A combination picture shows the Nobel Prize for Peace 2018 winners: Yazidi survivor Nadia Murad posing for a portrait at United Nations headquarters in New York, March 9, 2017, and Denis Mukwege during an award ceremony to receive his 2014 Sakharov P
A combination picture shows the Nobel Prize for Peace 2018 winners: Yazidi survivor Nadia Murad posing for a portrait at United Nations headquarters in New York, March 9, 2017, and Denis Mukwege during an award ceremony to receive his 2014 Sakharov P

The 2018 Nobel Peace Prize has been awarded to Nadia Murad, a Yazidi human rights activist and survivor of sexual slavery by Islamic State in Iraq, and Denis Mukwege, a gynecologist treating victims of sexual violence in the Democratic Republic of Congo.

The Norwegian Nobel Committee said in a statement Friday that the award recognizes "their efforts to end the use of sexual violence as a weapon of war and armed conflict.''

Murad, 25, is the founder of Nadia's Initiative, an organization devoted to helping women victimized by genocide and other atrocities.

FILE - Former Islamic State captive Iraqi Yazidi N
FILE - Former Islamic State captive Iraqi Yazidi Nadia Murad, center, speaks during a visit in a makeshift refugee camp at the northern Greek border point of Idomeni, Greece, April 3, 2016.

U.N. Secretary-General Antonio Guterres said Friday that Murad's "powerful advocacy has touched people across the world and helped to establish a vitally important United Nations investigation of the harrowing crimes that she and so many others endured."

Murad, herself a victim of war crimes, "refused to accept the social codes that require women to remain silent and ashamed of the abuses to which they have been subjected," the Nobel Committee statement said. "She has shown uncommon courage in recounting her own sufferings and speaking up on behalf of other victims."

In 2016, Murad told VOA Kurdish service that violence by Islamic State, or ISIS, against the Yazidis amounts to genocide.

"Thousands have been killed — 5,800 girls, children and women were sold, raped by ISIS. … They kidnapped our children in order to train and preach [to] them on ISIS ideology: No future is left for the Yazidis." She said thousands of her people have fled and now live in "miserable" conditions in refugee camps.

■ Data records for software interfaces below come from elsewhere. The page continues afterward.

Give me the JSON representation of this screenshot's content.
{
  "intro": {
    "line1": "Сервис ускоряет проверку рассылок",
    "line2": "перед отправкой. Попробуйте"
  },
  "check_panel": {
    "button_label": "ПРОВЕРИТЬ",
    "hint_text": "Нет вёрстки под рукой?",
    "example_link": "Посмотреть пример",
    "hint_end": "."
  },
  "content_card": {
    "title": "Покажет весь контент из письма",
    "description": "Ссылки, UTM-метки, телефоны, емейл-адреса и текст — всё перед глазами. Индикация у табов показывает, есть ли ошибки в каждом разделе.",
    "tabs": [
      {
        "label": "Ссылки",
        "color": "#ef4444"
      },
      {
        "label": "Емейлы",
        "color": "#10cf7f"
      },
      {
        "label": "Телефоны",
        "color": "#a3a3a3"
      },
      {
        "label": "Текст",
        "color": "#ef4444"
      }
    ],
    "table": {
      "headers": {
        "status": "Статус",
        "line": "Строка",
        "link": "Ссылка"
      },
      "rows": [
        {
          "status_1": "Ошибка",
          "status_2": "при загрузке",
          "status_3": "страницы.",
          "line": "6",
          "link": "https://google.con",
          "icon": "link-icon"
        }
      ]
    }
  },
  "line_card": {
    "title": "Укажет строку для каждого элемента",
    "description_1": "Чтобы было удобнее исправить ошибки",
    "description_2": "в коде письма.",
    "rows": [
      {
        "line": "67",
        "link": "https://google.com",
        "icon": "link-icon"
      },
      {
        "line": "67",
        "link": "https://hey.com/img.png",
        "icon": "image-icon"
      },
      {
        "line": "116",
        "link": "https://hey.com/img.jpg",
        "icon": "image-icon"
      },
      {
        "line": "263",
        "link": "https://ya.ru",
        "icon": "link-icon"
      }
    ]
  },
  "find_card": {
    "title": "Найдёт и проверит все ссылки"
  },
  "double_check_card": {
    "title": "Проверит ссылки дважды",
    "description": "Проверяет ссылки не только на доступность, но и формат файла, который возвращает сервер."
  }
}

Murad called for the Islamic extremists to be held responsible for their actions.

WATCH: VOA Interview with Nadia Murad


"An international tribunal should be formed as soon as possible," she said, "and Yazidis and other minorities who cannot protect themselves should be protected."

Murad promised that she would stand up in such a court to make the case for her people.

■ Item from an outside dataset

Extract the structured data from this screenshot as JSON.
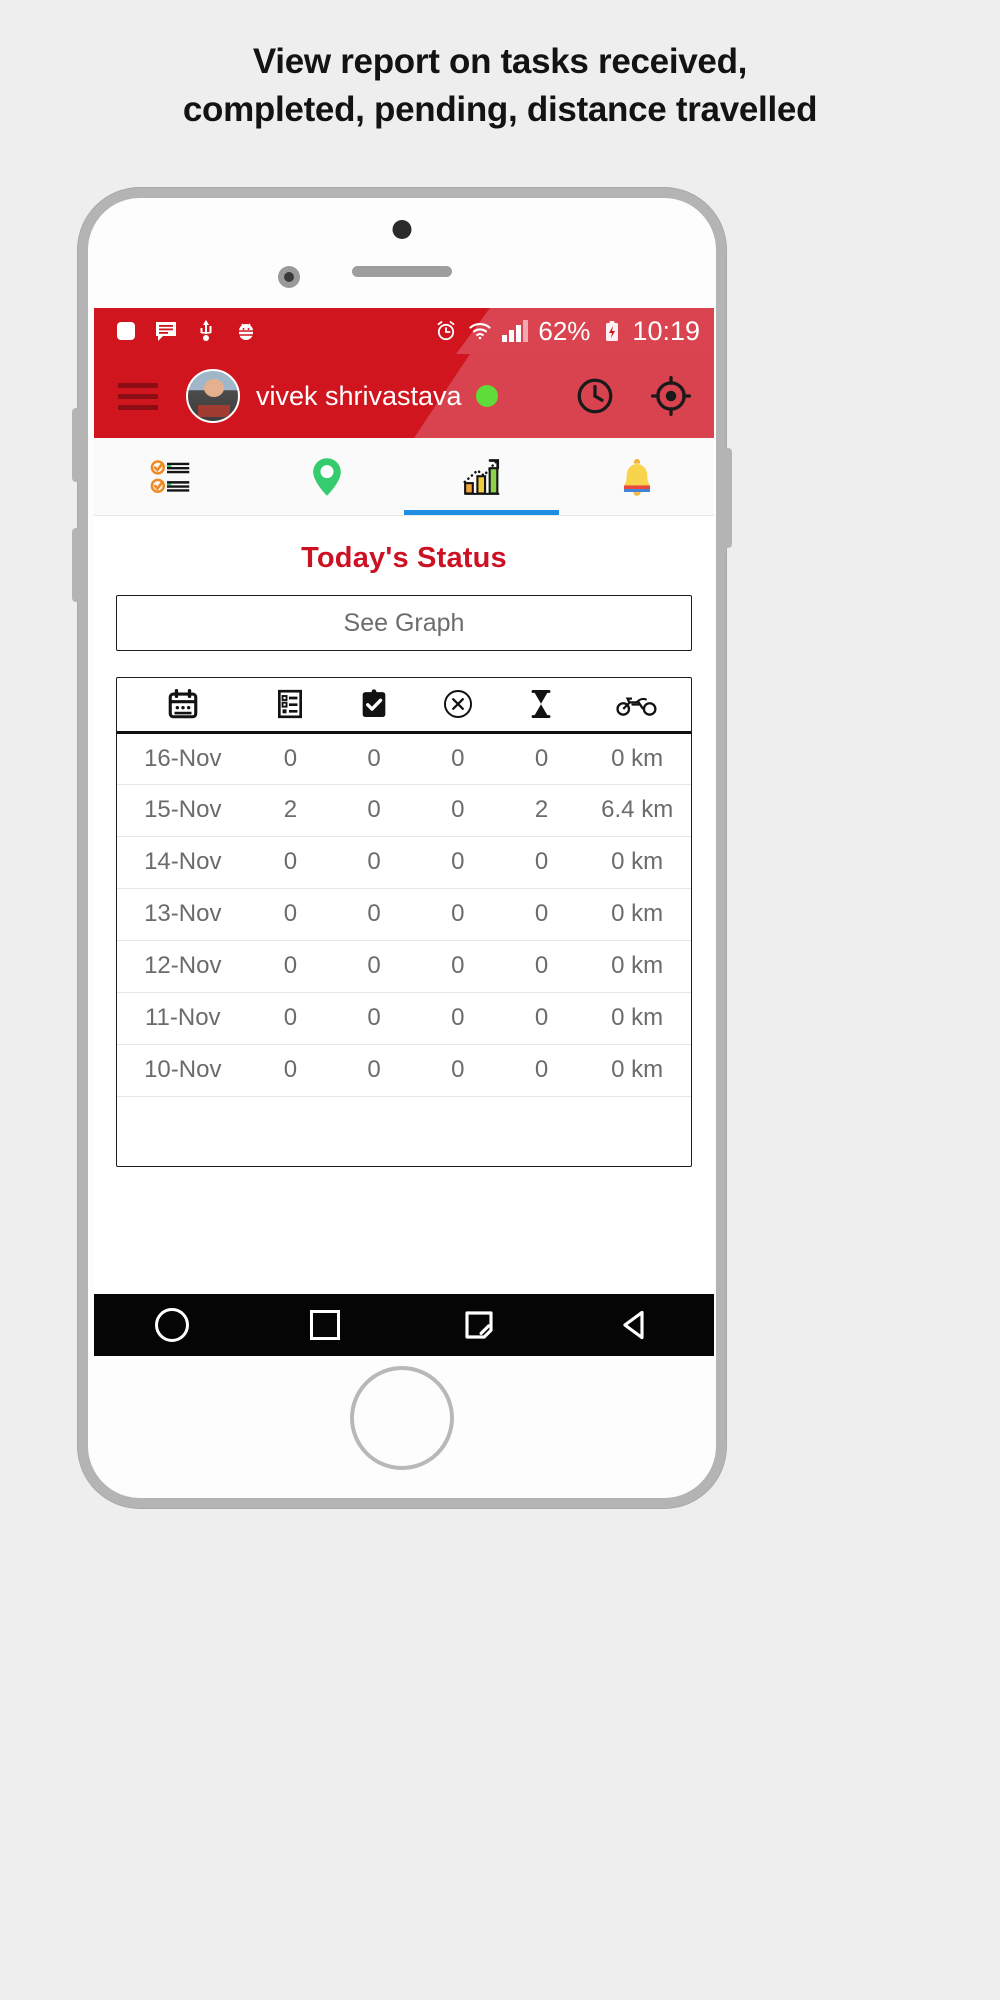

"I will be ready to testify in that court for every child, every woman, that has been raped by ISIS … so that justice can be done," she said.

Activist Murad Ismael, who works with the global Yazidi organization known as Yazda, told VOA on Friday that this year's peace prize brings welcome attention to a crisis that is not over.

"We're happy that this is finally being recognized and that the prize will hopefully put the Yazidi situation on the agenda to be discussed, as the Yazidi genocide is still ongoing," he said.

Ismael added that the return of the Yazidis to their homeland is "almost impossible" at this time because northern Iraq is still studded with explosives.

Denis Mukwege

Mukwege, 63, runs the Panzi Hospital in the eastern Democratic Republic of Congo, a volatile region where armed groups have often used sexual assault to terrorize civilians. The doctor and hospital staff have treated or operated on thousands of women who were injured during rapes and other forms of sexual abuse during the Congolese civil war.

FILE - Denis Mukwege is seen with patients at the
FILE - Denis Mukwege, right, is seen with staff members and patients at the Panzi Hospital he runs in Bukavu, eastern DRC. (E. Muhero/VOA)

Secretary-General Guterres said Friday that Mukwege has been "a fearless champion for the rights of women caught up in armed conflict who have suffered rape, exploitation and other horrific abuses.  Despite regular threats to his life, he made the Panzi Hospital ... a haven from mistreatment."

"Mukwege is the foremost, most unifying symbol, both nationally and internationally, of the struggle to end sexual violence in war and armed conflicts," the Norwegian Nobel Committee said. "His basic principle is that justice is everyone's business."

Mukwege spoke to VOA in 2013, warning then that sexual violence, which had dropped in 2011, was again on the rise, mirroring an increase in physical violence.

"The people who are suffering the most are women and children, since this war started," he told VOA French to Africa. "We had seen a decline in the number of victims of sexual violence around 2011. Unfortunately, these numbers have started to increase again with the resumption of war."

Other awards

The Nobel Prizes for medicine, physics and chemistry were awarded earlier in the week. The literature prize was not given this year because of a sexual misconduct scandal at the body that decides the award.

The Nobel Memorial Prize for economic sciences will be awarded October 8. 

The peace prize comes with an award of $1.1 million.

VOA Kurdish service and VOA French to Africa contributed to this report.